---------- DATA FOR THIS EXERCISE
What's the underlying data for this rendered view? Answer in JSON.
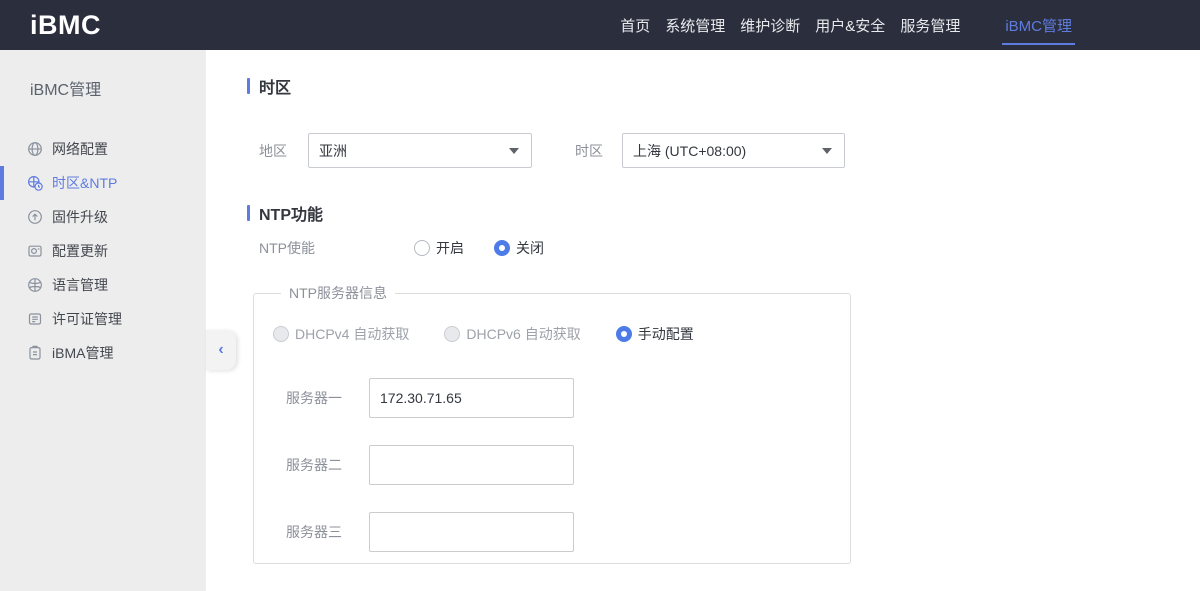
{
  "header": {
    "logo": "iBMC",
    "nav": [
      {
        "label": "首页",
        "active": false
      },
      {
        "label": "系统管理",
        "active": false
      },
      {
        "label": "维护诊断",
        "active": false
      },
      {
        "label": "用户&安全",
        "active": false
      },
      {
        "label": "服务管理",
        "active": false
      },
      {
        "label": "iBMC管理",
        "active": true
      }
    ]
  },
  "sidebar": {
    "title": "iBMC管理",
    "items": [
      {
        "label": "网络配置",
        "icon": "network-globe-icon",
        "active": false
      },
      {
        "label": "时区&NTP",
        "icon": "timezone-clock-icon",
        "active": true
      },
      {
        "label": "固件升级",
        "icon": "firmware-upgrade-icon",
        "active": false
      },
      {
        "label": "配置更新",
        "icon": "config-update-icon",
        "active": false
      },
      {
        "label": "语言管理",
        "icon": "language-icon",
        "active": false
      },
      {
        "label": "许可证管理",
        "icon": "license-icon",
        "active": false
      },
      {
        "label": "iBMA管理",
        "icon": "ibma-clipboard-icon",
        "active": false
      }
    ],
    "collapse_icon": "‹"
  },
  "main": {
    "timezone_section": {
      "title": "时区",
      "region": {
        "label": "地区",
        "value": "亚洲"
      },
      "timezone": {
        "label": "时区",
        "value": "上海 (UTC+08:00)"
      }
    },
    "ntp_section": {
      "title": "NTP功能",
      "enable": {
        "label": "NTP使能",
        "options": [
          {
            "label": "开启",
            "selected": false
          },
          {
            "label": "关闭",
            "selected": true
          }
        ]
      },
      "server_group": {
        "legend": "NTP服务器信息",
        "modes": [
          {
            "label": "DHCPv4 自动获取",
            "selected": false,
            "disabled": true
          },
          {
            "label": "DHCPv6 自动获取",
            "selected": false,
            "disabled": true
          },
          {
            "label": "手动配置",
            "selected": true,
            "disabled": false
          }
        ],
        "servers": [
          {
            "label": "服务器一",
            "value": "172.30.71.65"
          },
          {
            "label": "服务器二",
            "value": ""
          },
          {
            "label": "服务器三",
            "value": ""
          }
        ]
      }
    }
  },
  "colors": {
    "accent": "#5e7ce0",
    "radio_selected": "#4d7ce8",
    "header_bg": "#2b2e3c",
    "sidebar_bg": "#ededed"
  }
}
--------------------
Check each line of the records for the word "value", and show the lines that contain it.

        "value": "亚洲"
        "value": "上海 (UTC+08:00)"
            "value": "172.30.71.65"
            "value": ""
            "value": ""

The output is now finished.